++++ RECORDED DATA

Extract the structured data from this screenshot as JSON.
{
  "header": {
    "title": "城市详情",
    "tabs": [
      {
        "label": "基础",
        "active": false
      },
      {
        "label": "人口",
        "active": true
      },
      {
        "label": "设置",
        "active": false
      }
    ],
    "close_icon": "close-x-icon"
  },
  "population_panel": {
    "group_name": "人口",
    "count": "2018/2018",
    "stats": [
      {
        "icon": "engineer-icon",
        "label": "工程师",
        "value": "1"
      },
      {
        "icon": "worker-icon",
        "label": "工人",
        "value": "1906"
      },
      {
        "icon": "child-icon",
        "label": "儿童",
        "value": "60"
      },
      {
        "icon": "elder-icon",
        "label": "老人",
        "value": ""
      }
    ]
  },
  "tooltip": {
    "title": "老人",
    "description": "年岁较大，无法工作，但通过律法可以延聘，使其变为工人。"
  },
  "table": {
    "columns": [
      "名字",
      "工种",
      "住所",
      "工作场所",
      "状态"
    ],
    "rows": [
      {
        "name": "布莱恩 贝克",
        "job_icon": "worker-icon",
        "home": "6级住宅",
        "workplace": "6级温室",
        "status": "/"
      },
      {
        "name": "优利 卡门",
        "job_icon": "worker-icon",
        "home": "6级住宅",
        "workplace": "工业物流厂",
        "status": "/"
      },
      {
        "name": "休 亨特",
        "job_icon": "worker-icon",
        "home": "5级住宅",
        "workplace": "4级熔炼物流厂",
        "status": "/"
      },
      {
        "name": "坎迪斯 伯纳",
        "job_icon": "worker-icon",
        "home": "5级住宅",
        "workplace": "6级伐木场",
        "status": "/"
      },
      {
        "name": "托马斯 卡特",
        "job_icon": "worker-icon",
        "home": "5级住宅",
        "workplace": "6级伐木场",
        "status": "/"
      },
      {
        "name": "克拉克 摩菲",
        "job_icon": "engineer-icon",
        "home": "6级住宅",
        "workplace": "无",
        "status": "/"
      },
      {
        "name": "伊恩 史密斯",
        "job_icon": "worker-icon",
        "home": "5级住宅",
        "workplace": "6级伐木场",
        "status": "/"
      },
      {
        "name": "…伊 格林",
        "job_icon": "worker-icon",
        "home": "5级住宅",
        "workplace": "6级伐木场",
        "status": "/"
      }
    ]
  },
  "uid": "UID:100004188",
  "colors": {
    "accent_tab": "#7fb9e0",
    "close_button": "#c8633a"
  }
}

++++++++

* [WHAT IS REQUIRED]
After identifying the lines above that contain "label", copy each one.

* [TASK SOLUTION]
        "label": "基础",
        "label": "人口",
        "label": "设置",
        "label": "工程师",
        "label": "工人",
        "label": "儿童",
        "label": "老人",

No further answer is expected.